[[ Entries shown, beginning ]]

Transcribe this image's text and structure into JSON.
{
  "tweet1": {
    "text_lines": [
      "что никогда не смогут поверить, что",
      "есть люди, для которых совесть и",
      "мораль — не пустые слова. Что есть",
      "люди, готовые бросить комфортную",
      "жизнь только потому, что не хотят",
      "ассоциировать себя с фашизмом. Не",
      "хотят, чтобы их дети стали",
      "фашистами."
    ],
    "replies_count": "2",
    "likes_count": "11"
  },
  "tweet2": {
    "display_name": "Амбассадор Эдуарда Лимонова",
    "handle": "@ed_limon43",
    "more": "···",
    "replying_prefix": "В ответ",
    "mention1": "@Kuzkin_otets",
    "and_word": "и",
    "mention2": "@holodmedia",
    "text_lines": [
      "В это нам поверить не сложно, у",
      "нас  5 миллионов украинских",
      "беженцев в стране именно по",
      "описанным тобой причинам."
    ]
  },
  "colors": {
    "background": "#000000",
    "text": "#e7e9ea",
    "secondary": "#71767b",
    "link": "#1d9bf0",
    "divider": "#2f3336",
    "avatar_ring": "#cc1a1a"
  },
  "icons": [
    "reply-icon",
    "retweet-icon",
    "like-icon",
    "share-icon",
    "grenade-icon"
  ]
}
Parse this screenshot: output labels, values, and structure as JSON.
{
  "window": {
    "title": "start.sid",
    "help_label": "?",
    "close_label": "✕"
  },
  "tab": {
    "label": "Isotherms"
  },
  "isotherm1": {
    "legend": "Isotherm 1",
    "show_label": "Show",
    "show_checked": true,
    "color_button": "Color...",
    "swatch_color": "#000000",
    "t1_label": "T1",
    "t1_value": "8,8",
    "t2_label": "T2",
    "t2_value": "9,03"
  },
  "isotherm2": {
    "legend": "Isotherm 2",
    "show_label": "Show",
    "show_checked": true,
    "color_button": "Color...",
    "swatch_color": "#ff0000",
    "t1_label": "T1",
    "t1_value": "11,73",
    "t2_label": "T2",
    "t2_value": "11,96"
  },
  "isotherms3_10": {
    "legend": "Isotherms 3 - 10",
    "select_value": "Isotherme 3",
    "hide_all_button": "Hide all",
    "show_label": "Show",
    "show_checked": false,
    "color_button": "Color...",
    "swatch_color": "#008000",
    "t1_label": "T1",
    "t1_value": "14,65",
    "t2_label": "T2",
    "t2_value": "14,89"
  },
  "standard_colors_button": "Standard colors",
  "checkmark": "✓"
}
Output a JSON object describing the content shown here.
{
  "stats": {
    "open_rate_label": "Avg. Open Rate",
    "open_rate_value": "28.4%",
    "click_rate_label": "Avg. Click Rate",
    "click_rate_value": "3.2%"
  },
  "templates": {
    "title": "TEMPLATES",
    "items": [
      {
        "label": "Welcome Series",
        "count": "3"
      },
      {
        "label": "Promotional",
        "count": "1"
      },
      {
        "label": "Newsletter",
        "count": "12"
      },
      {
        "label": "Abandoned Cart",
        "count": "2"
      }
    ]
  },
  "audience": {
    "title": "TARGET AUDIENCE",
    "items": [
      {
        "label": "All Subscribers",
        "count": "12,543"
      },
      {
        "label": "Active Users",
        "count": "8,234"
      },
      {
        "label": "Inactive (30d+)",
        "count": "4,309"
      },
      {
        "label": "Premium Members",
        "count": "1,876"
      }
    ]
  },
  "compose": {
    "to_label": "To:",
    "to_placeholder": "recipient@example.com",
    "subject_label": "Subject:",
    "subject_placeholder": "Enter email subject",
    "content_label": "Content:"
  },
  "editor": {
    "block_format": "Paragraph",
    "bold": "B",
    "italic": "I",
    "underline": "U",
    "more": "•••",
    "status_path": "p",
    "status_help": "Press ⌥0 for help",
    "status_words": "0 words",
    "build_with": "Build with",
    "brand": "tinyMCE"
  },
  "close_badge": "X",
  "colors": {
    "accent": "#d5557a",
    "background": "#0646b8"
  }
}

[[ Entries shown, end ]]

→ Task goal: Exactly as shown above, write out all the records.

→ Solution:
Transcribe this image's text and structure into JSON.
{
  "tweet1": {
    "text_lines": [
      "что никогда не смогут поверить, что",
      "есть люди, для которых совесть и",
      "мораль — не пустые слова. Что есть",
      "люди, готовые бросить комфортную",
      "жизнь только потому, что не хотят",
      "ассоциировать себя с фашизмом. Не",
      "хотят, чтобы их дети стали",
      "фашистами."
    ],
    "replies_count": "2",
    "likes_count": "11"
  },
  "tweet2": {
    "display_name": "Амбассадор Эдуарда Лимонова",
    "handle": "@ed_limon43",
    "more": "···",
    "replying_prefix": "В ответ",
    "mention1": "@Kuzkin_otets",
    "and_word": "и",
    "mention2": "@holodmedia",
    "text_lines": [
      "В это нам поверить не сложно, у",
      "нас  5 миллионов украинских",
      "беженцев в стране именно по",
      "описанным тобой причинам."
    ]
  },
  "colors": {
    "background": "#000000",
    "text": "#e7e9ea",
    "secondary": "#71767b",
    "link": "#1d9bf0",
    "divider": "#2f3336",
    "avatar_ring": "#cc1a1a"
  },
  "icons": [
    "reply-icon",
    "retweet-icon",
    "like-icon",
    "share-icon",
    "grenade-icon"
  ]
}
Parse this screenshot: output labels, values, and structure as JSON.
{
  "window": {
    "title": "start.sid",
    "help_label": "?",
    "close_label": "✕"
  },
  "tab": {
    "label": "Isotherms"
  },
  "isotherm1": {
    "legend": "Isotherm 1",
    "show_label": "Show",
    "show_checked": true,
    "color_button": "Color...",
    "swatch_color": "#000000",
    "t1_label": "T1",
    "t1_value": "8,8",
    "t2_label": "T2",
    "t2_value": "9,03"
  },
  "isotherm2": {
    "legend": "Isotherm 2",
    "show_label": "Show",
    "show_checked": true,
    "color_button": "Color...",
    "swatch_color": "#ff0000",
    "t1_label": "T1",
    "t1_value": "11,73",
    "t2_label": "T2",
    "t2_value": "11,96"
  },
  "isotherms3_10": {
    "legend": "Isotherms 3 - 10",
    "select_value": "Isotherme 3",
    "hide_all_button": "Hide all",
    "show_label": "Show",
    "show_checked": false,
    "color_button": "Color...",
    "swatch_color": "#008000",
    "t1_label": "T1",
    "t1_value": "14,65",
    "t2_label": "T2",
    "t2_value": "14,89"
  },
  "standard_colors_button": "Standard colors",
  "checkmark": "✓"
}
Output a JSON object describing the content shown here.
{
  "stats": {
    "open_rate_label": "Avg. Open Rate",
    "open_rate_value": "28.4%",
    "click_rate_label": "Avg. Click Rate",
    "click_rate_value": "3.2%"
  },
  "templates": {
    "title": "TEMPLATES",
    "items": [
      {
        "label": "Welcome Series",
        "count": "3"
      },
      {
        "label": "Promotional",
        "count": "1"
      },
      {
        "label": "Newsletter",
        "count": "12"
      },
      {
        "label": "Abandoned Cart",
        "count": "2"
      }
    ]
  },
  "audience": {
    "title": "TARGET AUDIENCE",
    "items": [
      {
        "label": "All Subscribers",
        "count": "12,543"
      },
      {
        "label": "Active Users",
        "count": "8,234"
      },
      {
        "label": "Inactive (30d+)",
        "count": "4,309"
      },
      {
        "label": "Premium Members",
        "count": "1,876"
      }
    ]
  },
  "compose": {
    "to_label": "To:",
    "to_placeholder": "recipient@example.com",
    "subject_label": "Subject:",
    "subject_placeholder": "Enter email subject",
    "content_label": "Content:"
  },
  "editor": {
    "block_format": "Paragraph",
    "bold": "B",
    "italic": "I",
    "underline": "U",
    "more": "•••",
    "status_path": "p",
    "status_help": "Press ⌥0 for help",
    "status_words": "0 words",
    "build_with": "Build with",
    "brand": "tinyMCE"
  },
  "close_badge": "X",
  "colors": {
    "accent": "#d5557a",
    "background": "#0646b8"
  }
}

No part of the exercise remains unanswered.